# [Task requirements]
In the entries below, count every line with the word "sensor". Return only the count.

# [Data provided]
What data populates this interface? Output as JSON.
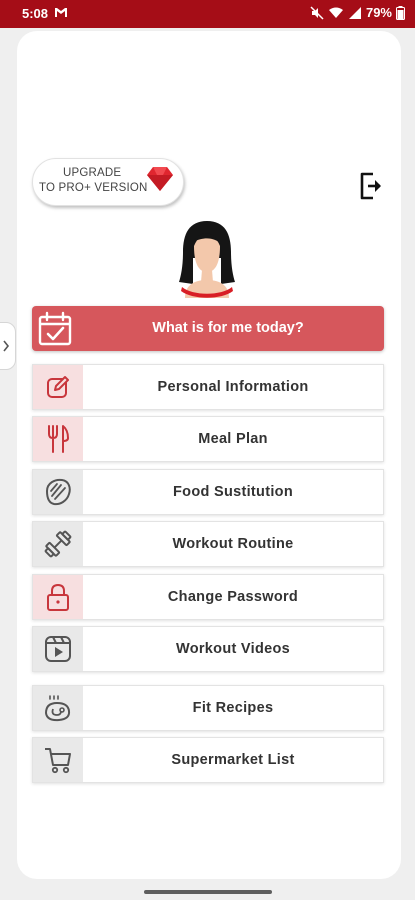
{
  "status_bar": {
    "time": "5:08",
    "battery": "79%",
    "icons": [
      "gmail-icon",
      "mute-icon",
      "wifi-icon",
      "signal-icon",
      "battery-icon"
    ]
  },
  "upgrade_button": {
    "line1": "UPGRADE",
    "line2": "TO PRO+ VERSION",
    "icon": "ruby-gem-icon"
  },
  "logout_icon": "logout-icon",
  "avatar_icon": "female-avatar-icon",
  "today_banner": {
    "label": "What is for me today?",
    "icon": "calendar-check-icon"
  },
  "menu": {
    "items": [
      {
        "label": "Personal Information",
        "icon": "edit-icon"
      },
      {
        "label": "Meal Plan",
        "icon": "fork-knife-icon"
      },
      {
        "label": "Food Sustitution",
        "icon": "steak-icon"
      },
      {
        "label": "Workout Routine",
        "icon": "dumbbell-icon"
      },
      {
        "label": "Change Password",
        "icon": "lock-icon"
      },
      {
        "label": "Workout Videos",
        "icon": "video-player-icon"
      },
      {
        "label": "Fit Recipes",
        "icon": "roast-chicken-icon"
      },
      {
        "label": "Supermarket List",
        "icon": "shopping-cart-icon"
      }
    ]
  },
  "colors": {
    "status_bar": "#a50d17",
    "accent": "#d6575c",
    "icon_red": "#c8363c",
    "icon_grey": "#555555"
  }
}
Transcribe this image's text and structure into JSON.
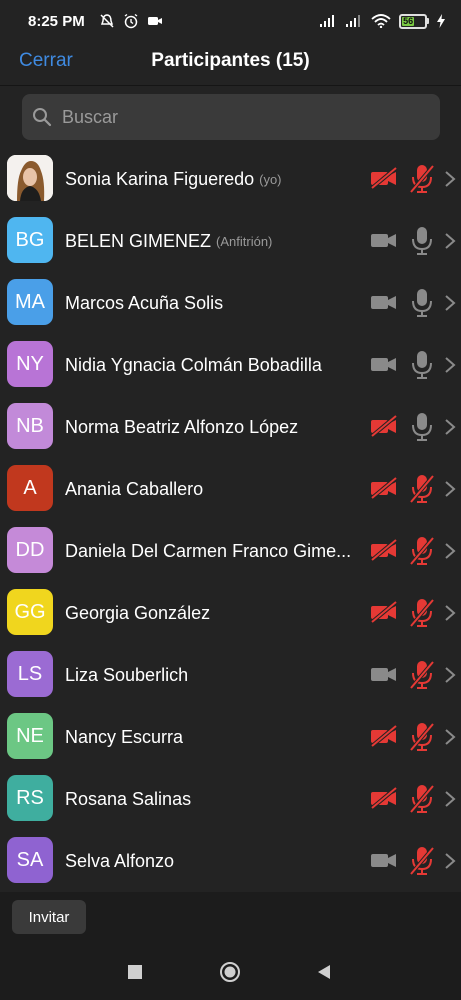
{
  "status_bar": {
    "time": "8:25 PM",
    "battery": "56",
    "icons": [
      "no-disturb-icon",
      "alarm-icon",
      "video-record-icon",
      "signal-icon",
      "signal-icon",
      "wifi-icon",
      "battery-icon",
      "charging-icon"
    ]
  },
  "header": {
    "close_label": "Cerrar",
    "title": "Participantes (15)"
  },
  "search": {
    "placeholder": "Buscar"
  },
  "colors": {
    "accent": "#3f8ae0",
    "muted_red": "#e53935",
    "icon_gray": "#8a8a8a"
  },
  "participants": [
    {
      "initials": "",
      "name": "Sonia Karina Figueredo",
      "tag": "(yo)",
      "avatar": "photo",
      "color": "#ffffff",
      "video_muted": true,
      "mic_muted": true
    },
    {
      "initials": "BG",
      "name": "BELEN GIMENEZ",
      "tag": "(Anfitrión)",
      "avatar": "initials",
      "color": "#4fb6f0",
      "video_muted": false,
      "mic_muted": false
    },
    {
      "initials": "MA",
      "name": "Marcos Acuña Solis",
      "tag": "",
      "avatar": "initials",
      "color": "#4a9fe8",
      "video_muted": false,
      "mic_muted": false
    },
    {
      "initials": "NY",
      "name": "Nidia Ygnacia Colmán Bobadilla",
      "tag": "",
      "avatar": "initials",
      "color": "#b874d6",
      "video_muted": false,
      "mic_muted": false
    },
    {
      "initials": "NB",
      "name": "Norma Beatriz Alfonzo López",
      "tag": "",
      "avatar": "initials",
      "color": "#c28ad9",
      "video_muted": true,
      "mic_muted": false
    },
    {
      "initials": "A",
      "name": "Anania Caballero",
      "tag": "",
      "avatar": "initials",
      "color": "#c1381e",
      "video_muted": true,
      "mic_muted": true
    },
    {
      "initials": "DD",
      "name": "Daniela Del Carmen Franco Gime...",
      "tag": "",
      "avatar": "initials",
      "color": "#c58ad8",
      "video_muted": true,
      "mic_muted": true
    },
    {
      "initials": "GG",
      "name": "Georgia González",
      "tag": "",
      "avatar": "initials",
      "color": "#f0d61e",
      "video_muted": true,
      "mic_muted": true
    },
    {
      "initials": "LS",
      "name": "Liza Souberlich",
      "tag": "",
      "avatar": "initials",
      "color": "#9b6bd3",
      "video_muted": false,
      "mic_muted": true
    },
    {
      "initials": "NE",
      "name": "Nancy Escurra",
      "tag": "",
      "avatar": "initials",
      "color": "#6cc784",
      "video_muted": true,
      "mic_muted": true
    },
    {
      "initials": "RS",
      "name": "Rosana Salinas",
      "tag": "",
      "avatar": "initials",
      "color": "#3fae9f",
      "video_muted": true,
      "mic_muted": true
    },
    {
      "initials": "SA",
      "name": "Selva Alfonzo",
      "tag": "",
      "avatar": "initials",
      "color": "#8f63d1",
      "video_muted": false,
      "mic_muted": true
    }
  ],
  "footer": {
    "invite_label": "Invitar"
  },
  "nav": {
    "icons": [
      "recent-apps-icon",
      "home-icon",
      "back-icon"
    ]
  }
}
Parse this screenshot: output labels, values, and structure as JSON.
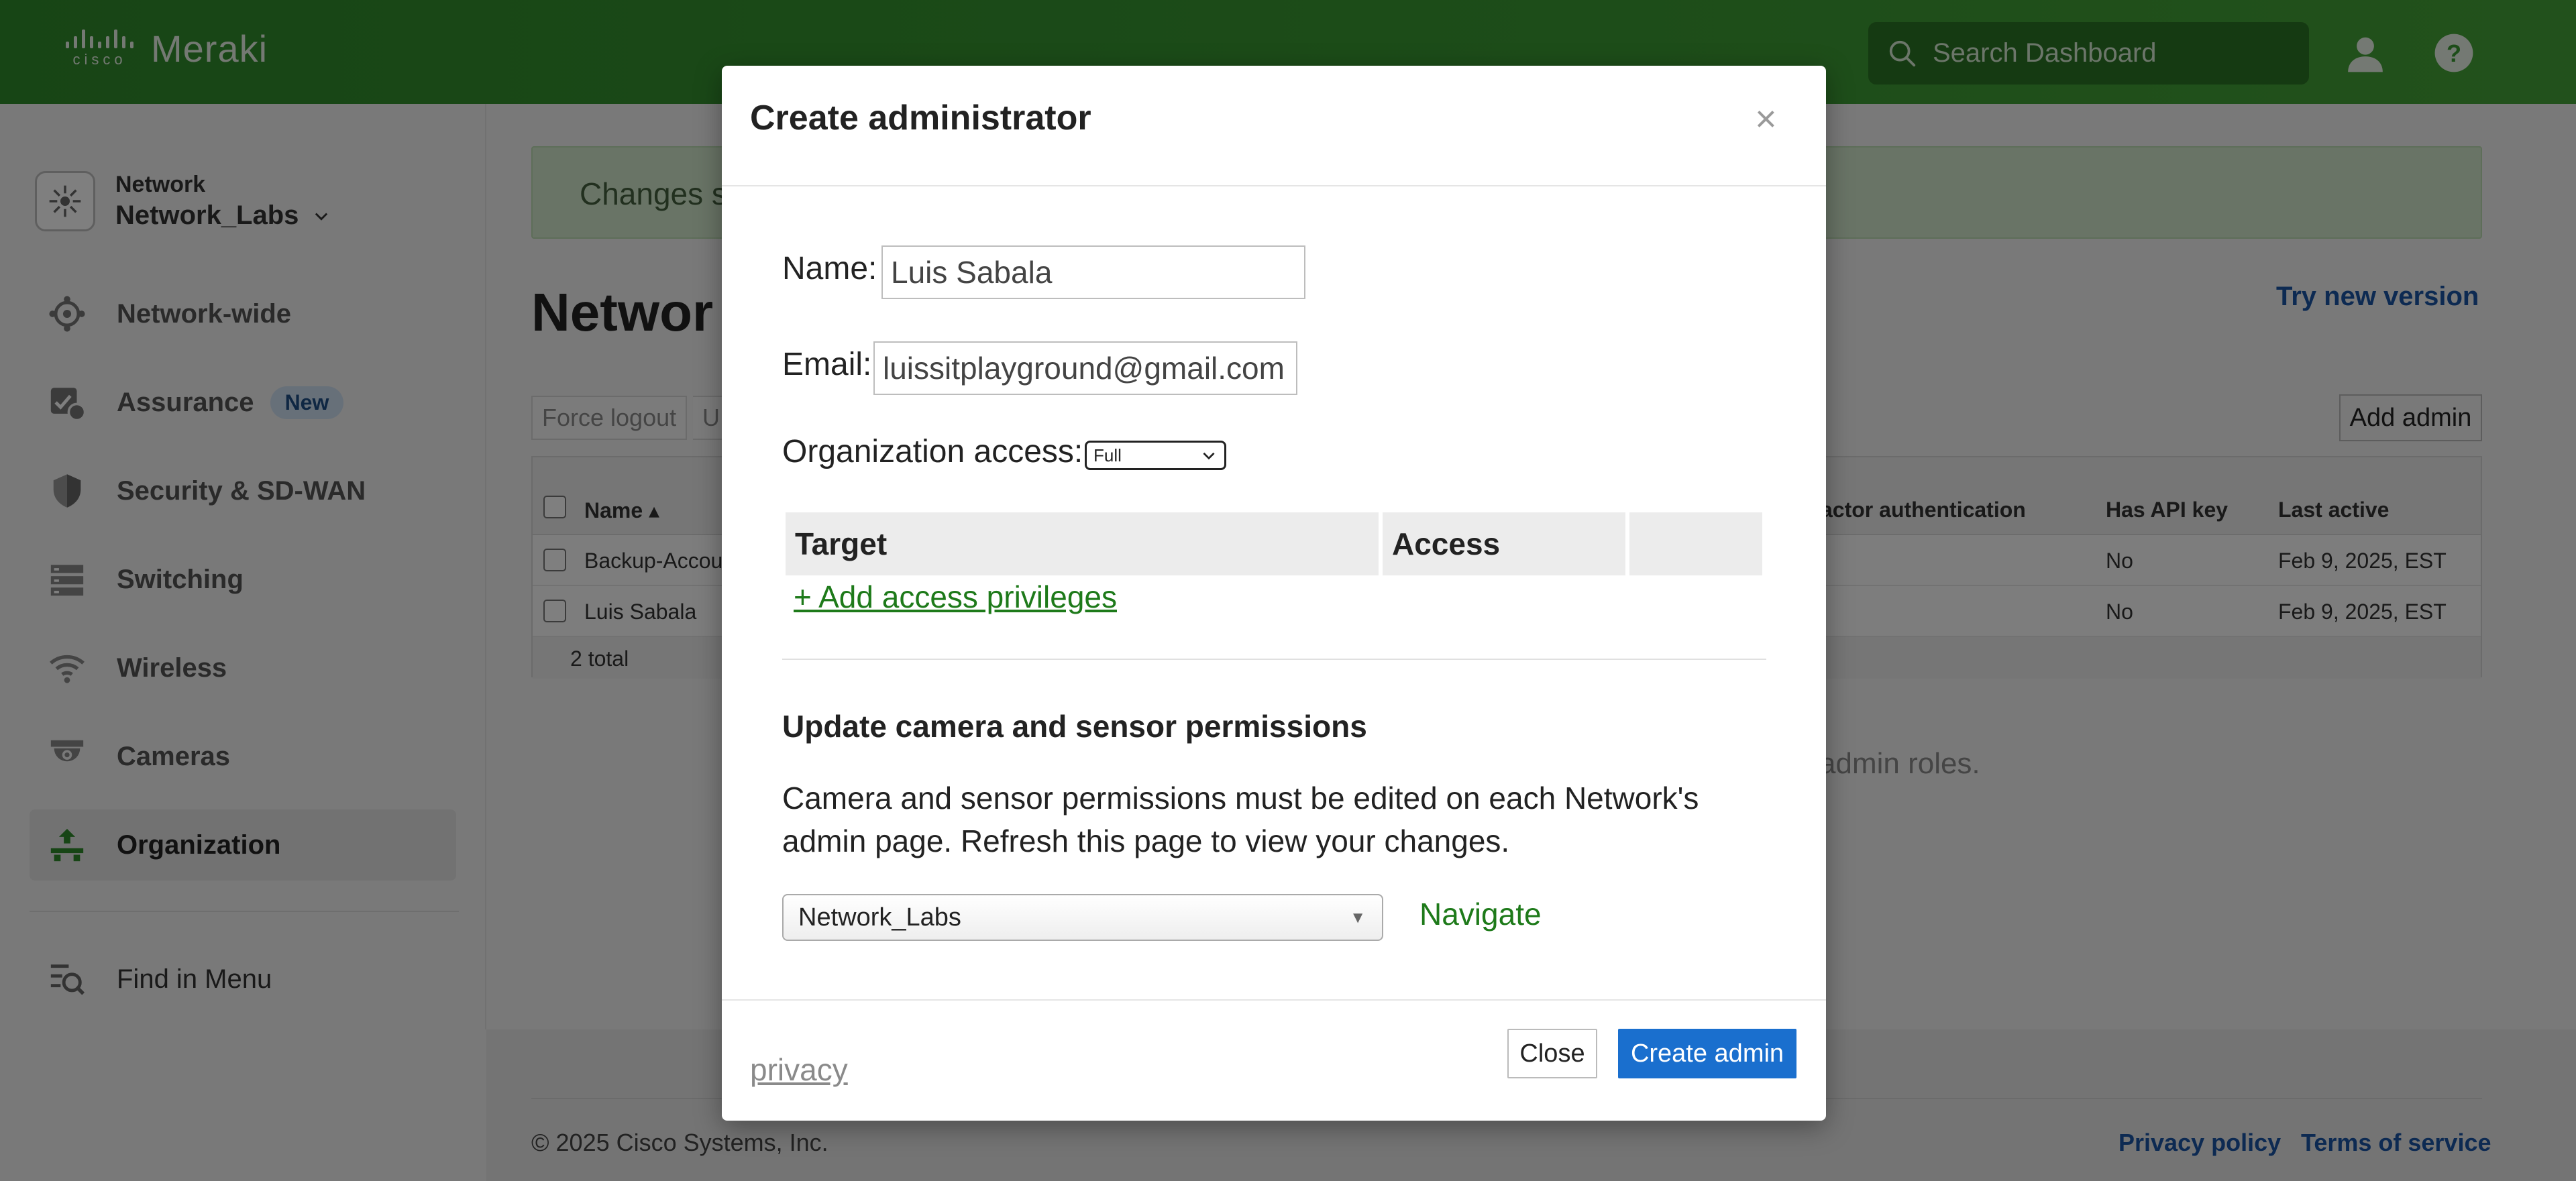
{
  "app": {
    "brand_small": "cisco",
    "brand_name": "Meraki",
    "search_placeholder": "Search Dashboard"
  },
  "sidebar": {
    "network_label": "Network",
    "network_name": "Network_Labs",
    "items": [
      {
        "label": "Network-wide",
        "icon": "network-wide-icon"
      },
      {
        "label": "Assurance",
        "icon": "assurance-icon",
        "badge": "New"
      },
      {
        "label": "Security & SD-WAN",
        "icon": "shield-icon"
      },
      {
        "label": "Switching",
        "icon": "switch-icon"
      },
      {
        "label": "Wireless",
        "icon": "wifi-icon"
      },
      {
        "label": "Cameras",
        "icon": "camera-icon"
      },
      {
        "label": "Organization",
        "icon": "organization-icon",
        "active": true
      }
    ],
    "find_in_menu": "Find in Menu"
  },
  "main": {
    "banner_text": "Changes s",
    "title_partial": "Networ",
    "try_new_version": "Try new version",
    "toolbar": {
      "force_logout": "Force logout",
      "next_partial": "U",
      "add_admin": "Add admin"
    },
    "table": {
      "columns": [
        "Name ▴",
        "actor authentication",
        "Has API key",
        "Last active"
      ],
      "rows": [
        {
          "name": "Backup-Accou",
          "api": "No",
          "last_active": "Feb 9, 2025, EST"
        },
        {
          "name": "Luis Sabala",
          "api": "No",
          "last_active": "Feb 9, 2025, EST"
        }
      ],
      "total": "2 total"
    },
    "admin_roles_partial": "admin roles."
  },
  "footer": {
    "copyright": "© 2025 Cisco Systems, Inc.",
    "privacy_policy": "Privacy policy",
    "terms": "Terms of service"
  },
  "modal": {
    "title": "Create administrator",
    "close_x": "×",
    "name_label": "Name:",
    "name_value": "Luis Sabala",
    "email_label": "Email:",
    "email_value": "luissitplayground@gmail.com",
    "org_access_label": "Organization access:",
    "org_access_value": "Full",
    "privileges_table": {
      "target_header": "Target",
      "access_header": "Access",
      "add_link": "+ Add access privileges"
    },
    "camera_section_title": "Update camera and sensor permissions",
    "camera_section_text": "Camera and sensor permissions must be edited on each Network's admin page. Refresh this page to view your changes.",
    "network_dropdown_value": "Network_Labs",
    "navigate": "Navigate",
    "privacy": "privacy",
    "close_button": "Close",
    "create_button": "Create admin"
  },
  "colors": {
    "header_green": "#3a9a32",
    "link_green": "#1e7a1a",
    "primary_blue": "#1a6fce",
    "link_blue": "#1a55a5"
  }
}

# [Final answer]
2